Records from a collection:
_ _ _ _ _

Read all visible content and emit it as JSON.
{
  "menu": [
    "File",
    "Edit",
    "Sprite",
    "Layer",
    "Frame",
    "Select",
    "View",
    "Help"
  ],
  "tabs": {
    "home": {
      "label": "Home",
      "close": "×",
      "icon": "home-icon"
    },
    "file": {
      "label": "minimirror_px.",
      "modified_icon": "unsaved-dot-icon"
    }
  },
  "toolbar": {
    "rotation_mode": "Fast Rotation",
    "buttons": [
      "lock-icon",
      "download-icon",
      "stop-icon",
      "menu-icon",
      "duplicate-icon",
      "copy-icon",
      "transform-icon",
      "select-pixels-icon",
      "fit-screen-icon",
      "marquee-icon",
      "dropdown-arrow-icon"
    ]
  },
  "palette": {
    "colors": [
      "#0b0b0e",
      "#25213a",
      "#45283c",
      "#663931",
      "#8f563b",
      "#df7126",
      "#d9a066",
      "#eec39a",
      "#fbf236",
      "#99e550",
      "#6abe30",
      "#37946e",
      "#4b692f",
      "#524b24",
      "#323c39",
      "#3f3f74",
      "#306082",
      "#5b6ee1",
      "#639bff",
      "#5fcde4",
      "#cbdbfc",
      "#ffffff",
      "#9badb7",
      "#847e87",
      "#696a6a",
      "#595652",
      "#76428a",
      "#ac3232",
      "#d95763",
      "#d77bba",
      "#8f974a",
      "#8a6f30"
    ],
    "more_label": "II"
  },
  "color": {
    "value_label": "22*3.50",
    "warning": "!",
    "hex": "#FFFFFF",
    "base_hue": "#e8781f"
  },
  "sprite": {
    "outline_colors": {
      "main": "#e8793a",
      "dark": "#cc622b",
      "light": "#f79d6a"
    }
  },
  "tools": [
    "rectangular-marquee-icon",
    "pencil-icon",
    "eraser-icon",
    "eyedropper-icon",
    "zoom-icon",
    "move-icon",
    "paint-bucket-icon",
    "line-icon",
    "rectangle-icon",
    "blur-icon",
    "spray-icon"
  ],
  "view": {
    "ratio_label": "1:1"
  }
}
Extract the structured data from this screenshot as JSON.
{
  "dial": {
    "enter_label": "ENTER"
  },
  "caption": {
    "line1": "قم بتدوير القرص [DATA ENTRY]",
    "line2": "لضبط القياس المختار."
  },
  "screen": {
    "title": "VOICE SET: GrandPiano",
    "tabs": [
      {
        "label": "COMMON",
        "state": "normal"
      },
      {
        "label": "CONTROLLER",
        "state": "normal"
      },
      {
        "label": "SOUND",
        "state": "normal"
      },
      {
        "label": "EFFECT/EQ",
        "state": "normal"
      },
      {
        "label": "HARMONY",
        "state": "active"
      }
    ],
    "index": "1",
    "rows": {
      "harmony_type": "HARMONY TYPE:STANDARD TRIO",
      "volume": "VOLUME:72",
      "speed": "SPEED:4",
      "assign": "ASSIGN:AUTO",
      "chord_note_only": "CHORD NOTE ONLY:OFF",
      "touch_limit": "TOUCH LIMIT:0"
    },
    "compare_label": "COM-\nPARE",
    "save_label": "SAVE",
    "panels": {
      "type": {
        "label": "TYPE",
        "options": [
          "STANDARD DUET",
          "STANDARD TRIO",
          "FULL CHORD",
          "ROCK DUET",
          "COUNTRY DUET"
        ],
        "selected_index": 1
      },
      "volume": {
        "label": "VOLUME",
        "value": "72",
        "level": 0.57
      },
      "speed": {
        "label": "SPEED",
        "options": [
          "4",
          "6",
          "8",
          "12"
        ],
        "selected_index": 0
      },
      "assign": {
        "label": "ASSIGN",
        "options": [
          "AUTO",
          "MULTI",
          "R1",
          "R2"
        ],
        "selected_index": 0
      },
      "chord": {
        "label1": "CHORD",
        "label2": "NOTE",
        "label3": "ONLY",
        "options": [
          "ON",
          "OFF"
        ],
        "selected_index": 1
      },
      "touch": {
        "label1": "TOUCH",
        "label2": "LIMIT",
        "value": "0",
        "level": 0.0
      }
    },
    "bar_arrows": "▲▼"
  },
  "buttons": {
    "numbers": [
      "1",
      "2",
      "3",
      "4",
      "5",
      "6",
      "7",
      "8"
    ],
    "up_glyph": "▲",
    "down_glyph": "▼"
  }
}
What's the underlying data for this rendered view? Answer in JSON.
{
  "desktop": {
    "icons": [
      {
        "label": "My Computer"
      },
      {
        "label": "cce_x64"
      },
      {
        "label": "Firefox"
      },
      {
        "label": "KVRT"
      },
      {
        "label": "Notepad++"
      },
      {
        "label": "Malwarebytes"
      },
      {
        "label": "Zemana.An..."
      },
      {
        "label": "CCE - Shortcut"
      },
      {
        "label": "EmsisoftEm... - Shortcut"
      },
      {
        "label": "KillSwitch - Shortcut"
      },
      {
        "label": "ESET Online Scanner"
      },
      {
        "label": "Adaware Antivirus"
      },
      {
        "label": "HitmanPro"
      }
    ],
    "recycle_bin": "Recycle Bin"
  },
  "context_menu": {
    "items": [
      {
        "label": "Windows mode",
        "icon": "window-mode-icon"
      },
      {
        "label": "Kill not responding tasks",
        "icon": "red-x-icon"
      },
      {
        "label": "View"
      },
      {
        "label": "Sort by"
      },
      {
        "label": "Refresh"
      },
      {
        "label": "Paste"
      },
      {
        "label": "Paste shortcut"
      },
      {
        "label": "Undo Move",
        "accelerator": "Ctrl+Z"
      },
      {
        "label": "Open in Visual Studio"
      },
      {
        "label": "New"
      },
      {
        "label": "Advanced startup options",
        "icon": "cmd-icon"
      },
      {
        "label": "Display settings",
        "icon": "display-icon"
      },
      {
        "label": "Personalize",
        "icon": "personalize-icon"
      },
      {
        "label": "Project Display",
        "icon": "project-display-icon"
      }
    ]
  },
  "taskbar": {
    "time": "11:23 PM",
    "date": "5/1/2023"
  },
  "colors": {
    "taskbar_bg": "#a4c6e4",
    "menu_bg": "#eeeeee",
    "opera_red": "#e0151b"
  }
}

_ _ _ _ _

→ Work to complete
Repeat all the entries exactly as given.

→ Answer section
Read all visible content and emit it as JSON.
{
  "menu": [
    "File",
    "Edit",
    "Sprite",
    "Layer",
    "Frame",
    "Select",
    "View",
    "Help"
  ],
  "tabs": {
    "home": {
      "label": "Home",
      "close": "×",
      "icon": "home-icon"
    },
    "file": {
      "label": "minimirror_px.",
      "modified_icon": "unsaved-dot-icon"
    }
  },
  "toolbar": {
    "rotation_mode": "Fast Rotation",
    "buttons": [
      "lock-icon",
      "download-icon",
      "stop-icon",
      "menu-icon",
      "duplicate-icon",
      "copy-icon",
      "transform-icon",
      "select-pixels-icon",
      "fit-screen-icon",
      "marquee-icon",
      "dropdown-arrow-icon"
    ]
  },
  "palette": {
    "colors": [
      "#0b0b0e",
      "#25213a",
      "#45283c",
      "#663931",
      "#8f563b",
      "#df7126",
      "#d9a066",
      "#eec39a",
      "#fbf236",
      "#99e550",
      "#6abe30",
      "#37946e",
      "#4b692f",
      "#524b24",
      "#323c39",
      "#3f3f74",
      "#306082",
      "#5b6ee1",
      "#639bff",
      "#5fcde4",
      "#cbdbfc",
      "#ffffff",
      "#9badb7",
      "#847e87",
      "#696a6a",
      "#595652",
      "#76428a",
      "#ac3232",
      "#d95763",
      "#d77bba",
      "#8f974a",
      "#8a6f30"
    ],
    "more_label": "II"
  },
  "color": {
    "value_label": "22*3.50",
    "warning": "!",
    "hex": "#FFFFFF",
    "base_hue": "#e8781f"
  },
  "sprite": {
    "outline_colors": {
      "main": "#e8793a",
      "dark": "#cc622b",
      "light": "#f79d6a"
    }
  },
  "tools": [
    "rectangular-marquee-icon",
    "pencil-icon",
    "eraser-icon",
    "eyedropper-icon",
    "zoom-icon",
    "move-icon",
    "paint-bucket-icon",
    "line-icon",
    "rectangle-icon",
    "blur-icon",
    "spray-icon"
  ],
  "view": {
    "ratio_label": "1:1"
  }
}
Extract the structured data from this screenshot as JSON.
{
  "dial": {
    "enter_label": "ENTER"
  },
  "caption": {
    "line1": "قم بتدوير القرص [DATA ENTRY]",
    "line2": "لضبط القياس المختار."
  },
  "screen": {
    "title": "VOICE SET: GrandPiano",
    "tabs": [
      {
        "label": "COMMON",
        "state": "normal"
      },
      {
        "label": "CONTROLLER",
        "state": "normal"
      },
      {
        "label": "SOUND",
        "state": "normal"
      },
      {
        "label": "EFFECT/EQ",
        "state": "normal"
      },
      {
        "label": "HARMONY",
        "state": "active"
      }
    ],
    "index": "1",
    "rows": {
      "harmony_type": "HARMONY TYPE:STANDARD TRIO",
      "volume": "VOLUME:72",
      "speed": "SPEED:4",
      "assign": "ASSIGN:AUTO",
      "chord_note_only": "CHORD NOTE ONLY:OFF",
      "touch_limit": "TOUCH LIMIT:0"
    },
    "compare_label": "COM-\nPARE",
    "save_label": "SAVE",
    "panels": {
      "type": {
        "label": "TYPE",
        "options": [
          "STANDARD DUET",
          "STANDARD TRIO",
          "FULL CHORD",
          "ROCK DUET",
          "COUNTRY DUET"
        ],
        "selected_index": 1
      },
      "volume": {
        "label": "VOLUME",
        "value": "72",
        "level": 0.57
      },
      "speed": {
        "label": "SPEED",
        "options": [
          "4",
          "6",
          "8",
          "12"
        ],
        "selected_index": 0
      },
      "assign": {
        "label": "ASSIGN",
        "options": [
          "AUTO",
          "MULTI",
          "R1",
          "R2"
        ],
        "selected_index": 0
      },
      "chord": {
        "label1": "CHORD",
        "label2": "NOTE",
        "label3": "ONLY",
        "options": [
          "ON",
          "OFF"
        ],
        "selected_index": 1
      },
      "touch": {
        "label1": "TOUCH",
        "label2": "LIMIT",
        "value": "0",
        "level": 0.0
      }
    },
    "bar_arrows": "▲▼"
  },
  "buttons": {
    "numbers": [
      "1",
      "2",
      "3",
      "4",
      "5",
      "6",
      "7",
      "8"
    ],
    "up_glyph": "▲",
    "down_glyph": "▼"
  }
}
What's the underlying data for this rendered view? Answer in JSON.
{
  "desktop": {
    "icons": [
      {
        "label": "My Computer"
      },
      {
        "label": "cce_x64"
      },
      {
        "label": "Firefox"
      },
      {
        "label": "KVRT"
      },
      {
        "label": "Notepad++"
      },
      {
        "label": "Malwarebytes"
      },
      {
        "label": "Zemana.An..."
      },
      {
        "label": "CCE - Shortcut"
      },
      {
        "label": "EmsisoftEm... - Shortcut"
      },
      {
        "label": "KillSwitch - Shortcut"
      },
      {
        "label": "ESET Online Scanner"
      },
      {
        "label": "Adaware Antivirus"
      },
      {
        "label": "HitmanPro"
      }
    ],
    "recycle_bin": "Recycle Bin"
  },
  "context_menu": {
    "items": [
      {
        "label": "Windows mode",
        "icon": "window-mode-icon"
      },
      {
        "label": "Kill not responding tasks",
        "icon": "red-x-icon"
      },
      {
        "label": "View"
      },
      {
        "label": "Sort by"
      },
      {
        "label": "Refresh"
      },
      {
        "label": "Paste"
      },
      {
        "label": "Paste shortcut"
      },
      {
        "label": "Undo Move",
        "accelerator": "Ctrl+Z"
      },
      {
        "label": "Open in Visual Studio"
      },
      {
        "label": "New"
      },
      {
        "label": "Advanced startup options",
        "icon": "cmd-icon"
      },
      {
        "label": "Display settings",
        "icon": "display-icon"
      },
      {
        "label": "Personalize",
        "icon": "personalize-icon"
      },
      {
        "label": "Project Display",
        "icon": "project-display-icon"
      }
    ]
  },
  "taskbar": {
    "time": "11:23 PM",
    "date": "5/1/2023"
  },
  "colors": {
    "taskbar_bg": "#a4c6e4",
    "menu_bg": "#eeeeee",
    "opera_red": "#e0151b"
  }
}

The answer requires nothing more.